Thursday, July 30, 2015

Kicking off a week of events for the Army’s 240th birthday, Army Secretary John M. McHugh laid a wreath at the tomb of George Washington, and honored the men and women who selflessly serve to protect the nation.

As part of the events at the Mount Vernon estate, June 9, McHugh presented Purple Hearts to three soldiers – Spcs. Marcelino Biz, Clay Casteel, and Spencer Jacobsen.

The Army’s birthday, June 14, marks the day in 1775 when the Continental Congress approved the establishment of an army. Washington, in addition to being the nation’s first president, was the first commander in chief of the Continental Army.

It was fitting, McHugh said, that events kicking off the birthday week be held at Washington’s Mount Vernon estate, since the statesman was so intricately tied to the history of the Army and the nation.

"We’re here today, honored to have the opportunity to reflect upon the very first bestowing of what later became the Purple Heart by Gen. George Washington himself, when he presented his medal to three enlisted soldiers," McHugh said.

"For more than 240 years, America has counted on her Army and its volunteer soldiers to sustain our liberties and protect our interests both here and abroad," he added.

"From the American Revolution, so long ago, to the more recent fields of Iraq and the mountains of Afghanistan, brave individuals have stepped forward to defend our nation and our freedom with unmatched competence and character," he said.

In addition, McHugh remarked that Mount Vernon marks the beginning of the Purple Heart Trail, a series of roadways and trails throughout the 50 states that pay tribute to the men and women, who have been awarded the Purple Heart.

Purple Heart presentation

Biz, Casteel, and Jacobsen are members of the 101st Airborne Division, Fort Campbell, Ky. They were injured April 8, 2015, during an attack in Afghanistan.
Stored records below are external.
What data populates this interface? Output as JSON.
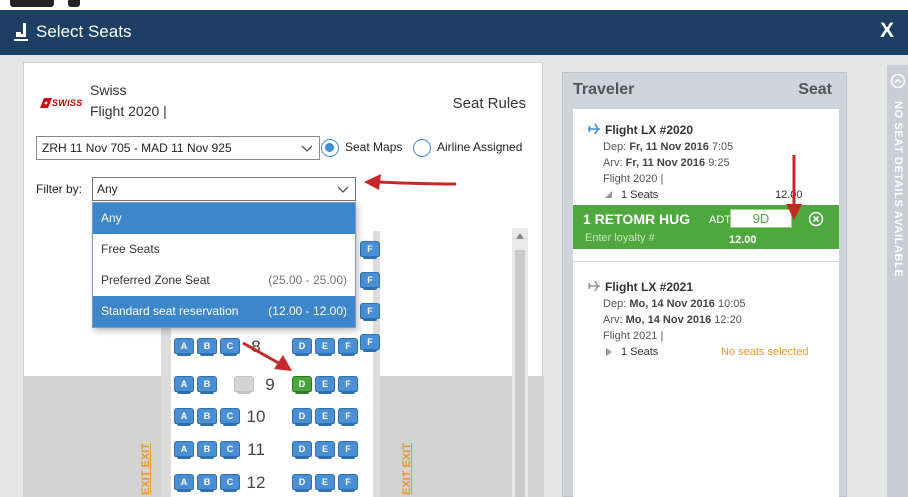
{
  "dialog": {
    "title": "Select Seats",
    "close_label": "X"
  },
  "airline": {
    "logo_text": "SWISS",
    "name": "Swiss",
    "flight": "Flight 2020 |",
    "seat_rules_label": "Seat Rules"
  },
  "route_select": {
    "value": "ZRH 11 Nov 705 - MAD 11 Nov 925"
  },
  "mode": {
    "seat_maps_label": "Seat Maps",
    "airline_assigned_label": "Airline Assigned",
    "selected": "Seat Maps"
  },
  "filter": {
    "label": "Filter by:",
    "value": "Any",
    "options": [
      {
        "label": "Any",
        "price": ""
      },
      {
        "label": "Free Seats",
        "price": ""
      },
      {
        "label": "Preferred Zone Seat",
        "price": "(25.00 - 25.00)"
      },
      {
        "label": "Standard seat reservation",
        "price": "(12.00 - 12.00)"
      }
    ],
    "highlighted": [
      "Any",
      "Standard seat reservation"
    ]
  },
  "seat_map": {
    "exit_label": "EXIT EXIT",
    "partial_seats": [
      "F",
      "F",
      "F",
      "F"
    ],
    "rows": [
      {
        "number": "8",
        "seats": [
          "A",
          "B",
          "C",
          "D",
          "E",
          "F"
        ]
      },
      {
        "number": "9",
        "seats": [
          "A",
          "B",
          "",
          "D",
          "E",
          "F"
        ]
      },
      {
        "number": "10",
        "seats": [
          "A",
          "B",
          "C",
          "D",
          "E",
          "F"
        ]
      },
      {
        "number": "11",
        "seats": [
          "A",
          "B",
          "C",
          "D",
          "E",
          "F"
        ]
      },
      {
        "number": "12",
        "seats": [
          "A",
          "B",
          "C",
          "D",
          "E",
          "F"
        ]
      }
    ],
    "occupied_seat": "9C",
    "selected_seat": "9D",
    "colors": {
      "available": "#4a8fd3",
      "selected": "#4aa53a",
      "occupied": "#d4d4d4"
    }
  },
  "traveler_panel": {
    "traveler_header": "Traveler",
    "seat_header": "Seat",
    "flights": [
      {
        "title": "Flight LX #2020",
        "dep_label": "Dep:",
        "dep_date": "Fr, 11 Nov 2016",
        "dep_time": "7:05",
        "arv_label": "Arv:",
        "arv_date": "Fr, 11 Nov 2016",
        "arv_time": "9:25",
        "flight_no": "Flight 2020 |",
        "seats": "1 Seats",
        "seat_price": "12.00"
      },
      {
        "title": "Flight LX #2021",
        "dep_label": "Dep:",
        "dep_date": "Mo, 14 Nov 2016",
        "dep_time": "10:05",
        "arv_label": "Arv:",
        "arv_date": "Mo, 14 Nov 2016",
        "arv_time": "12:20",
        "flight_no": "Flight 2021 |",
        "seats": "1 Seats",
        "status": "No seats selected"
      }
    ],
    "passenger": {
      "name": "1 RETOMR HUG",
      "type": "ADT",
      "seat": "9D",
      "loyalty_placeholder": "Enter loyalty #",
      "price": "12.00"
    },
    "accent_color": "#4ea83d",
    "status_color": "#f0962e"
  },
  "no_seat_panel": {
    "label": "NO SEAT DETAILS AVAILABLE"
  }
}
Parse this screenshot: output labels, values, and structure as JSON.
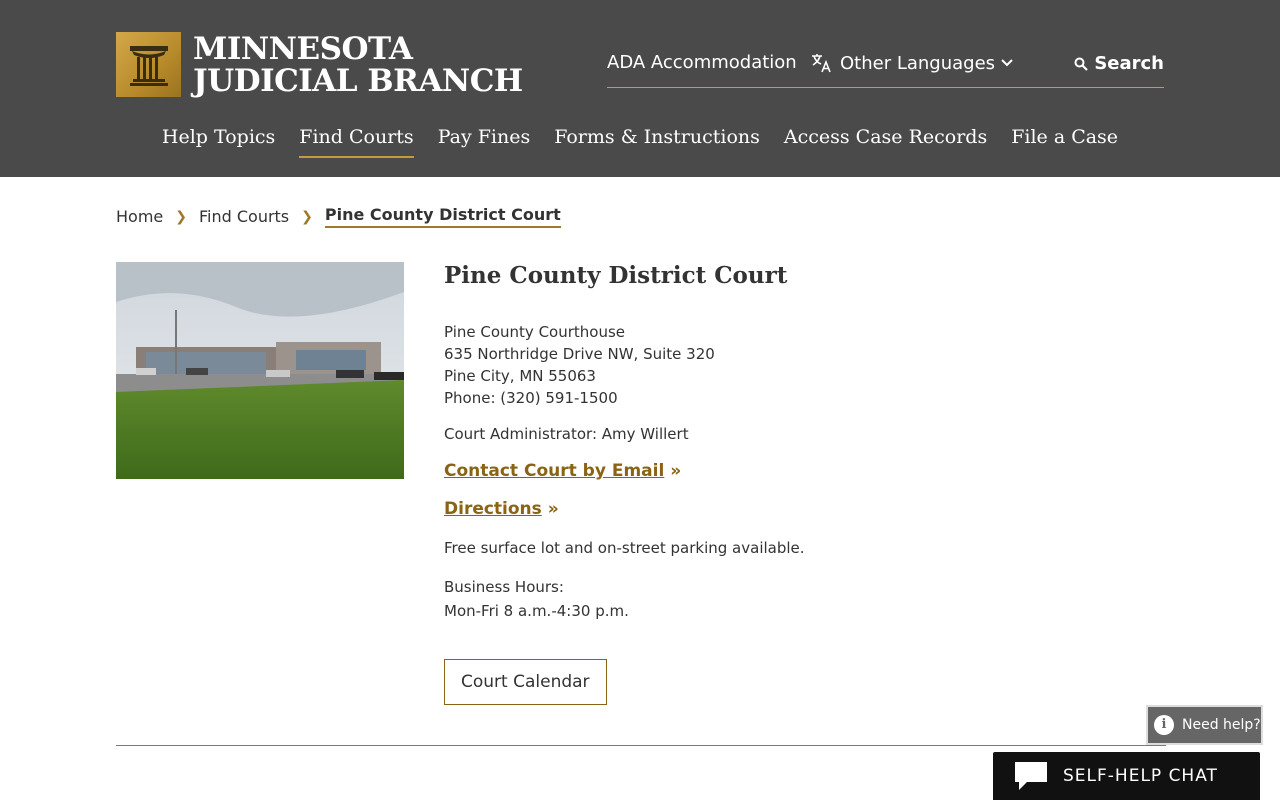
{
  "brand": {
    "line1": "MINNESOTA",
    "line2": "JUDICIAL BRANCH"
  },
  "utility": {
    "ada": "ADA Accommodation",
    "languages": "Other Languages",
    "search": "Search"
  },
  "nav": {
    "items": [
      {
        "label": "Help Topics",
        "active": false
      },
      {
        "label": "Find Courts",
        "active": true
      },
      {
        "label": "Pay Fines",
        "active": false
      },
      {
        "label": "Forms & Instructions",
        "active": false
      },
      {
        "label": "Access Case Records",
        "active": false
      },
      {
        "label": "File a Case",
        "active": false
      }
    ]
  },
  "breadcrumb": {
    "home": "Home",
    "parent": "Find Courts",
    "current": "Pine County District Court"
  },
  "court": {
    "title": "Pine County District Court",
    "building": "Pine County Courthouse",
    "street": "635 Northridge Drive NW, Suite 320",
    "city": "Pine City, MN 55063",
    "phone": "Phone: (320) 591-1500",
    "admin": "Court Administrator: Amy Willert",
    "email_link": "Contact Court by Email",
    "directions_link": "Directions",
    "link_suffix": "»",
    "parking": "Free surface lot and on-street parking available.",
    "hours_label": "Business Hours:",
    "hours": "Mon-Fri 8 a.m.-4:30 p.m.",
    "calendar_button": "Court Calendar"
  },
  "widgets": {
    "need_help": "Need help?",
    "chat": "SELF-HELP CHAT"
  },
  "colors": {
    "header_bg": "#4a4a4a",
    "accent_gold": "#c99a3a",
    "link_gold": "#8a6414"
  }
}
"I had a chance in one of my regular visits to Walter Reed to visit these three great Americans," McHugh said.

"They are, as soldiers have always been, incredible examples of bravery, of selfless sacrifice."

Soldiers make enormous sacrifices, to include their lives, in service to the nation, Sgt. Maj. of the Army Daniel A. Dailey said.
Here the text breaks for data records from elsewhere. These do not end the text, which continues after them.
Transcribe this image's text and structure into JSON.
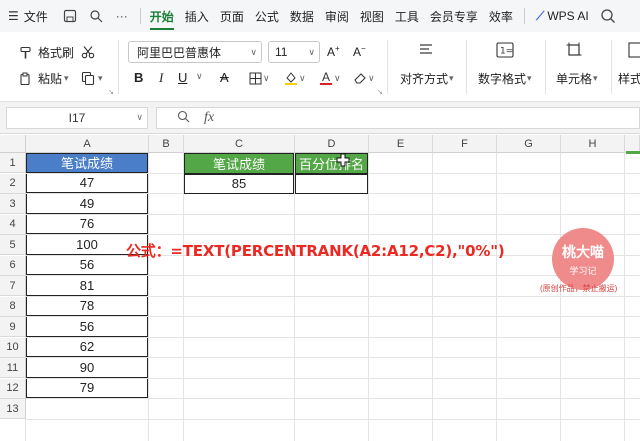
{
  "menubar": {
    "file_label": "文件",
    "tabs": [
      "开始",
      "插入",
      "页面",
      "公式",
      "数据",
      "审阅",
      "视图",
      "工具",
      "会员专享",
      "效率"
    ],
    "active_tab": "开始",
    "wps_ai_label": "WPS AI"
  },
  "ribbon": {
    "format_painter_label": "格式刷",
    "paste_label": "粘贴",
    "font_name": "阿里巴巴普惠体",
    "font_size": "11",
    "align_label": "对齐方式",
    "number_format_label": "数字格式",
    "cell_label": "单元格",
    "style_label": "样式"
  },
  "formula_bar": {
    "name_box": "I17",
    "fx_label": "fx",
    "formula": ""
  },
  "sheet": {
    "columns": [
      "A",
      "B",
      "C",
      "D",
      "E",
      "F",
      "G",
      "H"
    ],
    "rows": [
      "1",
      "2",
      "3",
      "4",
      "5",
      "6",
      "7",
      "8",
      "9",
      "10",
      "11",
      "12",
      "13"
    ],
    "a_header": "笔试成绩",
    "a_values": [
      "47",
      "49",
      "76",
      "100",
      "56",
      "81",
      "78",
      "56",
      "62",
      "90",
      "79"
    ],
    "c_header": "笔试成绩",
    "d_header": "百分位排名",
    "c_value": "85",
    "d_value": ""
  },
  "overlay": {
    "formula_note": "公式：=TEXT(PERCENTRANK(A2:A12,C2),\"0%\")",
    "watermark_title": "桃大喵",
    "watermark_sub": "学习记",
    "watermark_caption": "(原创作品，禁止搬运)"
  },
  "colors": {
    "active_tab": "#1a7f37",
    "header_blue": "#4a7ec9",
    "header_green": "#53a746",
    "note_red": "#ea2a22",
    "watermark": "#f08b8b"
  }
}
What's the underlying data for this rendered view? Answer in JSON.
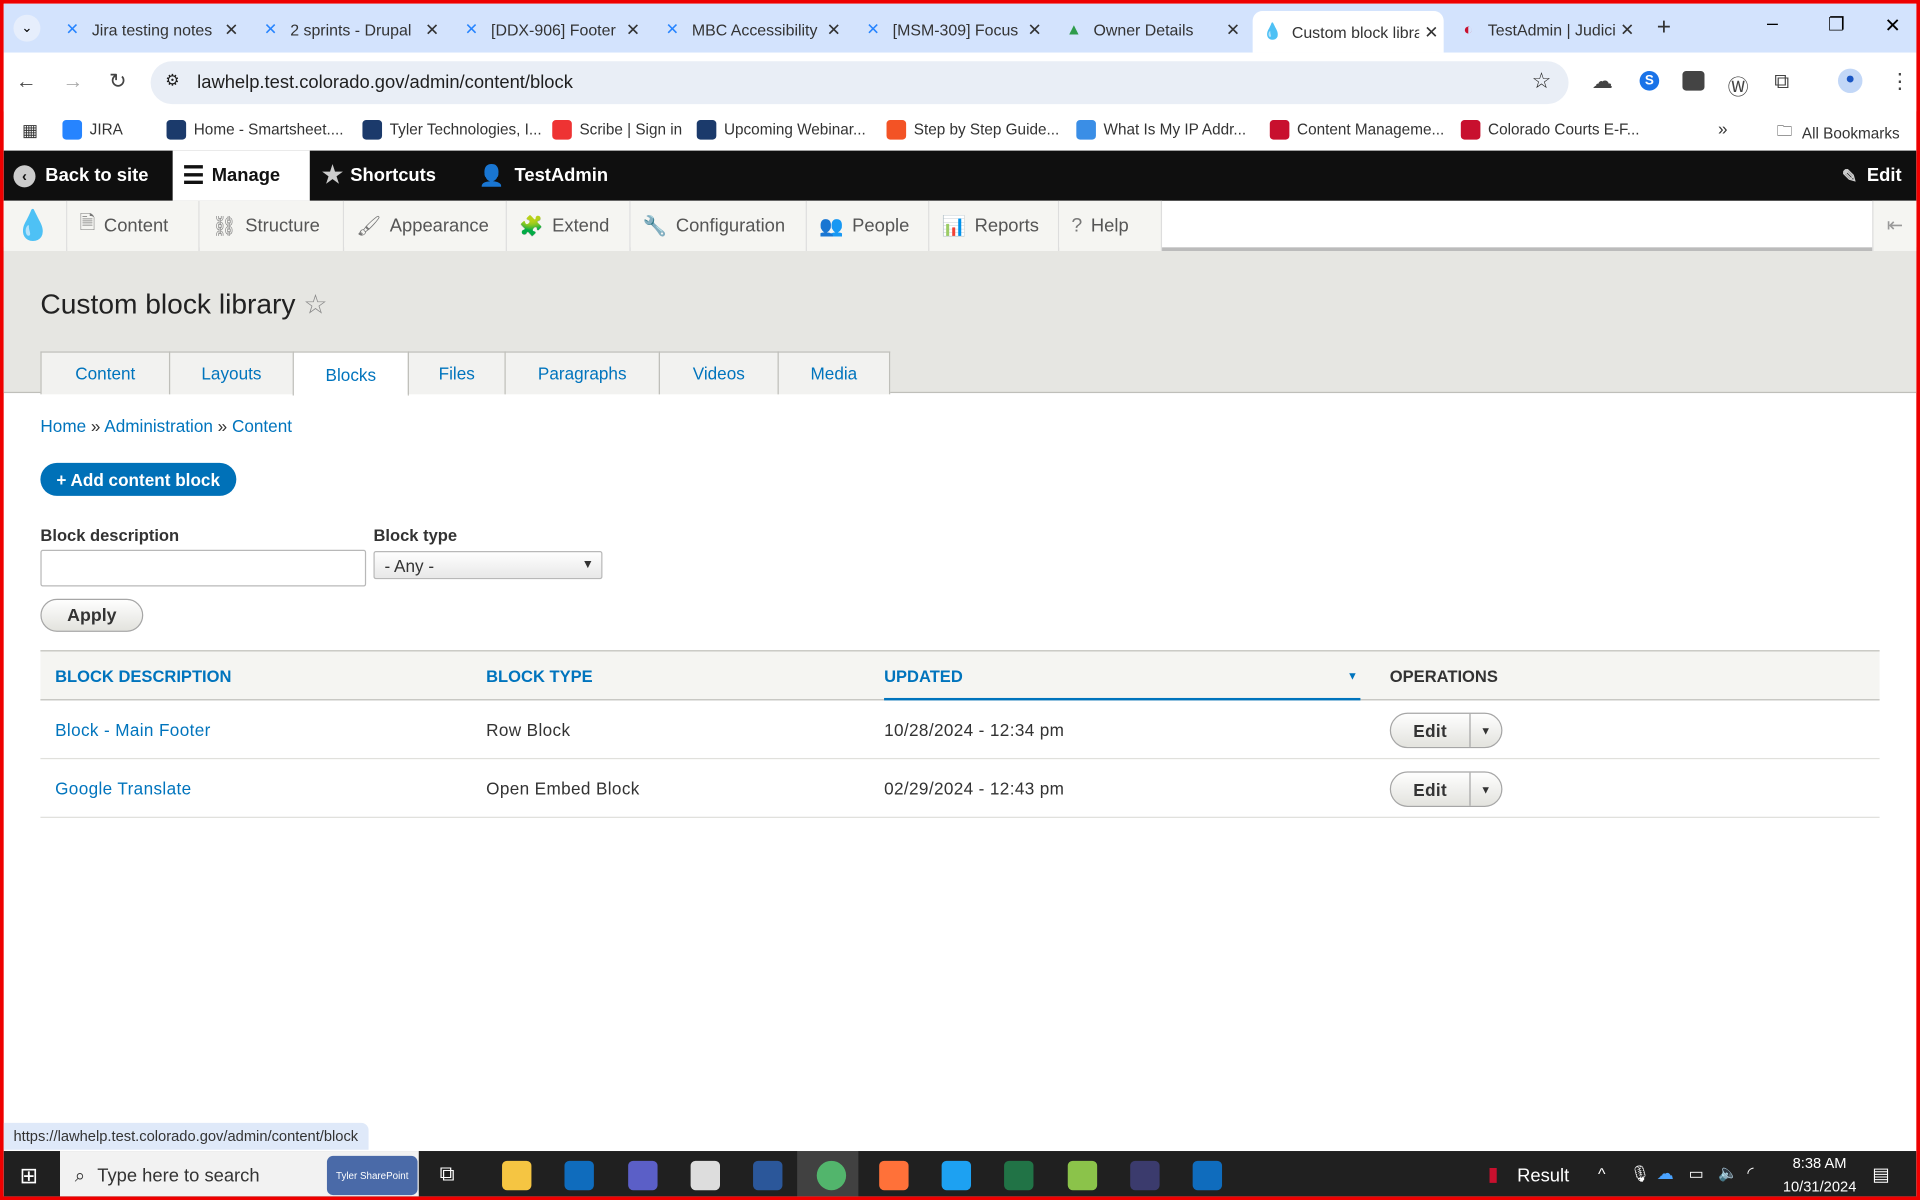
{
  "browser": {
    "tabs": [
      {
        "label": "Jira testing notes",
        "icon": "jira-icon",
        "color": "#2684ff"
      },
      {
        "label": "2 sprints - Drupal",
        "icon": "jira-icon",
        "color": "#2684ff"
      },
      {
        "label": "[DDX-906] Footer",
        "icon": "jira-icon",
        "color": "#2684ff"
      },
      {
        "label": "MBC Accessibility",
        "icon": "jira-icon",
        "color": "#2684ff"
      },
      {
        "label": "[MSM-309] Focus",
        "icon": "jira-icon",
        "color": "#2684ff"
      },
      {
        "label": "Owner Details",
        "icon": "triangle-icon",
        "color": "#2e9c4b"
      },
      {
        "label": "Custom block library",
        "icon": "drupal-icon",
        "color": "#0678be"
      },
      {
        "label": "TestAdmin | Judicial",
        "icon": "colorado-icon",
        "color": "#c8102e"
      }
    ],
    "url": "lawhelp.test.colorado.gov/admin/content/block",
    "bookmarks": [
      "JIRA",
      "Home - Smartsheet....",
      "Tyler Technologies, I...",
      "Scribe | Sign in",
      "Upcoming Webinar...",
      "Step by Step Guide...",
      "What Is My IP Addr...",
      "Content Manageme...",
      "Colorado Courts E-F..."
    ],
    "all_bookmarks": "All Bookmarks",
    "status_url": "https://lawhelp.test.colorado.gov/admin/content/block"
  },
  "toolbar": {
    "back": "Back to site",
    "manage": "Manage",
    "shortcuts": "Shortcuts",
    "user": "TestAdmin",
    "edit": "Edit"
  },
  "tray": [
    "Content",
    "Structure",
    "Appearance",
    "Extend",
    "Configuration",
    "People",
    "Reports",
    "Help"
  ],
  "page": {
    "title": "Custom block library",
    "tabs": [
      "Content",
      "Layouts",
      "Blocks",
      "Files",
      "Paragraphs",
      "Videos",
      "Media"
    ],
    "active_tab": "Blocks",
    "breadcrumb": [
      "Home",
      "Administration",
      "Content"
    ],
    "add_button": "+ Add content block",
    "filter": {
      "desc_label": "Block description",
      "desc_value": "",
      "type_label": "Block type",
      "type_value": "- Any -",
      "apply": "Apply"
    },
    "table": {
      "headers": [
        "BLOCK DESCRIPTION",
        "BLOCK TYPE",
        "UPDATED",
        "OPERATIONS"
      ],
      "sorted_by": "UPDATED",
      "rows": [
        {
          "description": "Block - Main Footer",
          "type": "Row Block",
          "updated": "10/28/2024 - 12:34 pm",
          "op": "Edit"
        },
        {
          "description": "Google Translate",
          "type": "Open Embed Block",
          "updated": "02/29/2024 - 12:43 pm",
          "op": "Edit"
        }
      ]
    }
  },
  "taskbar": {
    "search": "Type here to search",
    "pinned": "Tyler SharePoint",
    "news": "Result",
    "time": "8:38 AM",
    "date": "10/31/2024"
  }
}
"Our great soldiers are our nation’s credentials," Dailey said. "When our nation asks us to go to war, it’s a serious thing."

The service of Biz, Casteel, Jacobsen and so many others like them, is what makes the nation strong, he said.
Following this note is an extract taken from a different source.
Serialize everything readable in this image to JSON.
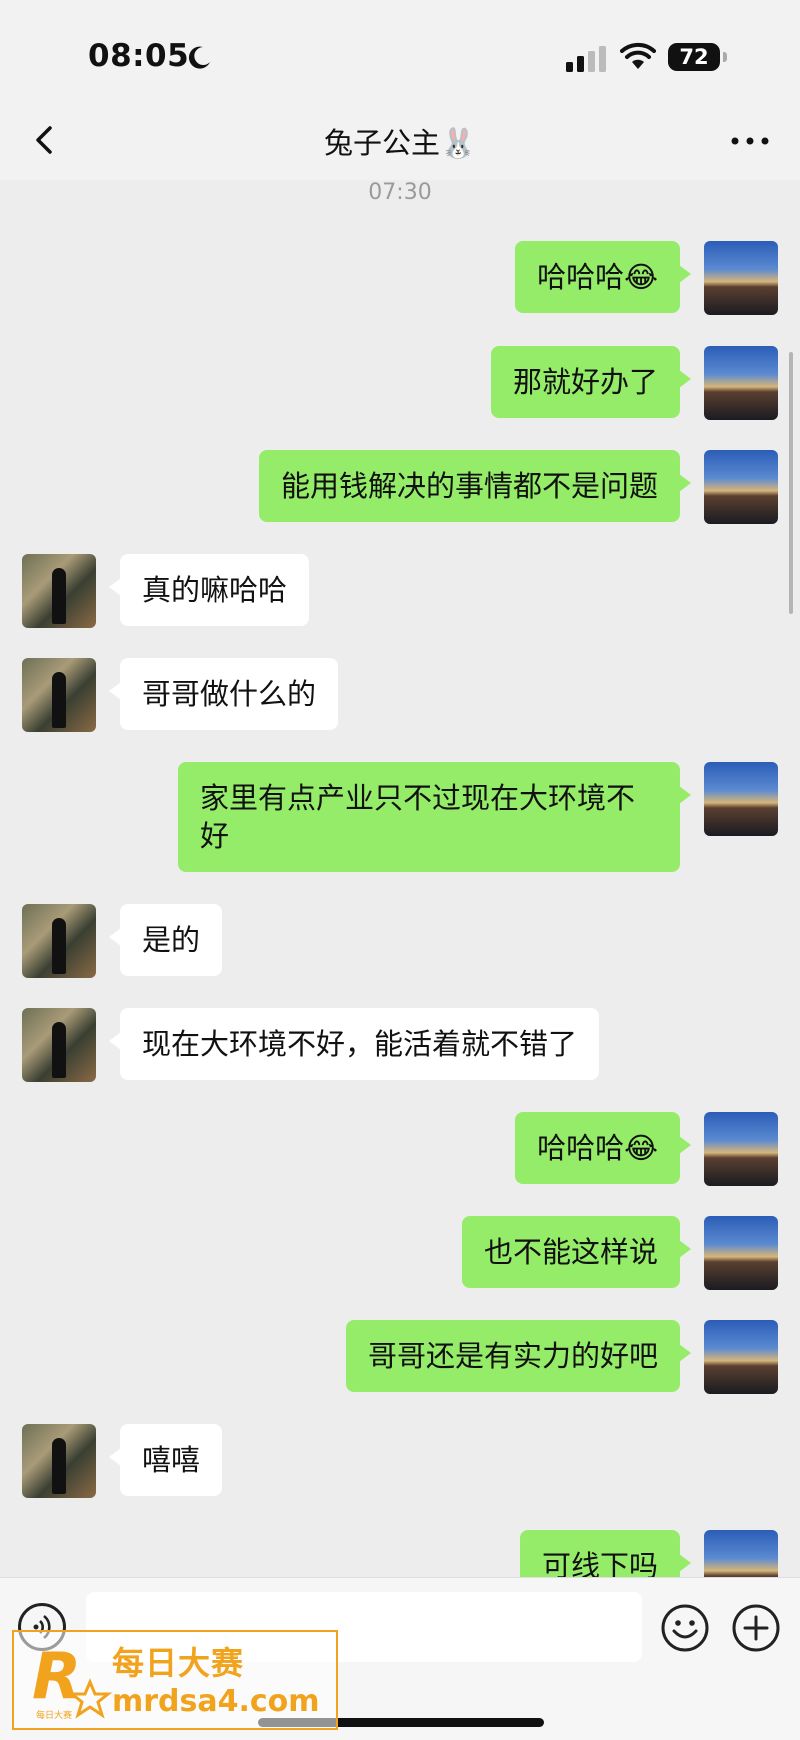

"They will be honored and remembered by us forever because what they do every day is so special and so sacred to the people of the United States of America," Dailey said.

Jacobsen, who was injured by a gunshot wound, which resulted in a broken leg, has been in the Army for more than two years.

It was a memorable experience, he said, to be presented his Purple Heart at Mount Vernon.

"It was pretty neat; it was a cool experience to be here and receive it here, instead of in the hospital," he said. "You can’t put words on it because it’s just so special."